* _Required work_
For each line of the data below, copy it if it holds the word "Filter".

* _Available data_
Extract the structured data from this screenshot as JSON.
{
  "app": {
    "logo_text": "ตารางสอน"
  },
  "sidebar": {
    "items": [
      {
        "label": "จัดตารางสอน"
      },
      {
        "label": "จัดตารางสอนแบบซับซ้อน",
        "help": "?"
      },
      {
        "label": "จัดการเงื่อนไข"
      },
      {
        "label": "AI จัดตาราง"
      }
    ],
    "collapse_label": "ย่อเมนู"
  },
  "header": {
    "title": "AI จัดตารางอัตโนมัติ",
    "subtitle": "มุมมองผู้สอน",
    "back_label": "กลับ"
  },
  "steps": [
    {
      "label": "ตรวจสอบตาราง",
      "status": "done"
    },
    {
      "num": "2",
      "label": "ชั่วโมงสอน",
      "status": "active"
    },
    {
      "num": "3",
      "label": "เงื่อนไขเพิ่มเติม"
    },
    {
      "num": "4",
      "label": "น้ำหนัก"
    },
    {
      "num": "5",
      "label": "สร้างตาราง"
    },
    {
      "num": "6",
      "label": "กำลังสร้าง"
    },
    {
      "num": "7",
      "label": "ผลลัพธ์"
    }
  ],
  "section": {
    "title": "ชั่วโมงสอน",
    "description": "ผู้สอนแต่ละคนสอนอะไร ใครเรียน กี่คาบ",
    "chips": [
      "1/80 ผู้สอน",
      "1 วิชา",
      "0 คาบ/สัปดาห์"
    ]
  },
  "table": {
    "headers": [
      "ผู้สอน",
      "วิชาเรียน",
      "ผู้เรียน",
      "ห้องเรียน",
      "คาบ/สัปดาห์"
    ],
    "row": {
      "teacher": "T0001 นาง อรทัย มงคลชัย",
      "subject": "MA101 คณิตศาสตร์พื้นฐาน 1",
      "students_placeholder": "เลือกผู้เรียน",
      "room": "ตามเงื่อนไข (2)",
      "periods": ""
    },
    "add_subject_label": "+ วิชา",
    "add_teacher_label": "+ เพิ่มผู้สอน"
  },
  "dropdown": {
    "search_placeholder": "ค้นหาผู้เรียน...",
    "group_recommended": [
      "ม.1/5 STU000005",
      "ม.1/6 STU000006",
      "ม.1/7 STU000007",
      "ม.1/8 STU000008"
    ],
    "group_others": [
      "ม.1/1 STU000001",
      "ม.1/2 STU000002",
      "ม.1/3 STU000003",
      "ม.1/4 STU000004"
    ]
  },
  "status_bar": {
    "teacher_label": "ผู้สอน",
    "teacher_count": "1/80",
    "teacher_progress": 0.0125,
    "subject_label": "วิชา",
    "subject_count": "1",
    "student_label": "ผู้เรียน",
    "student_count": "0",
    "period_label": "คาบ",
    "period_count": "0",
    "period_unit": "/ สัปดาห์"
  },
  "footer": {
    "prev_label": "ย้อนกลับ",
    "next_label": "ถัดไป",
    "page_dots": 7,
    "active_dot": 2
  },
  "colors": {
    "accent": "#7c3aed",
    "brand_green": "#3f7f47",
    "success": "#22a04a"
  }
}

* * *

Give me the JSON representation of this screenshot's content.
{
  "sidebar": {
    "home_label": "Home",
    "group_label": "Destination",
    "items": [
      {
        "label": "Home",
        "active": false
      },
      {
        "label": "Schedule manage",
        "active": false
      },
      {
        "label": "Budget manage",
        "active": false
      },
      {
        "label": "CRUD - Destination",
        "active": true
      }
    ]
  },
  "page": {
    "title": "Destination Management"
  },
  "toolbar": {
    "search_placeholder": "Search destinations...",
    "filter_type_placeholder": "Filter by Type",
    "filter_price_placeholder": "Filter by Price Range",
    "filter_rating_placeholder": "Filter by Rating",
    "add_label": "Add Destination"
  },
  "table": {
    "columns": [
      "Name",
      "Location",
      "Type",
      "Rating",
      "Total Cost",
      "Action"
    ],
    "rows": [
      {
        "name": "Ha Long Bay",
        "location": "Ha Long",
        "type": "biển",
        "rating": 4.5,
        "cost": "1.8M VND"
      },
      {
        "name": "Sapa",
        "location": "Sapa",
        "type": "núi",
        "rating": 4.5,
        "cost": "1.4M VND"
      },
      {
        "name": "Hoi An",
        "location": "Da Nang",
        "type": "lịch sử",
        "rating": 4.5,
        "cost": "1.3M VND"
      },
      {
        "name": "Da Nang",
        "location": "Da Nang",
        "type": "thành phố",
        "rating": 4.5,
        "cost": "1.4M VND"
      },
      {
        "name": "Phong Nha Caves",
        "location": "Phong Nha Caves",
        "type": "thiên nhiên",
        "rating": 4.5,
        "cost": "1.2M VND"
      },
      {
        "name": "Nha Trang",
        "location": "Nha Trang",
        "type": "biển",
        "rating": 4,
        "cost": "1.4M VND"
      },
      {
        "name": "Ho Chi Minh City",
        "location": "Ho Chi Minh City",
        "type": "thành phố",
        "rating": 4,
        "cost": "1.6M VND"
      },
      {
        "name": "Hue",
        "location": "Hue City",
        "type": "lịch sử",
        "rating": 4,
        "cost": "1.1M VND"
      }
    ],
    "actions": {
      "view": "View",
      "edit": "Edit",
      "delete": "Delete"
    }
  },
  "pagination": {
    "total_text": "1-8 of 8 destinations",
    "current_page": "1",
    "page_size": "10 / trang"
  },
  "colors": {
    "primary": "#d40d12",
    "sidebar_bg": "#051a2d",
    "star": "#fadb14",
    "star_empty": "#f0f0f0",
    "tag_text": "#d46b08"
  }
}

* _Reply_
    "filter_type_placeholder": "Filter by Type",
    "filter_price_placeholder": "Filter by Price Range",
    "filter_rating_placeholder": "Filter by Rating",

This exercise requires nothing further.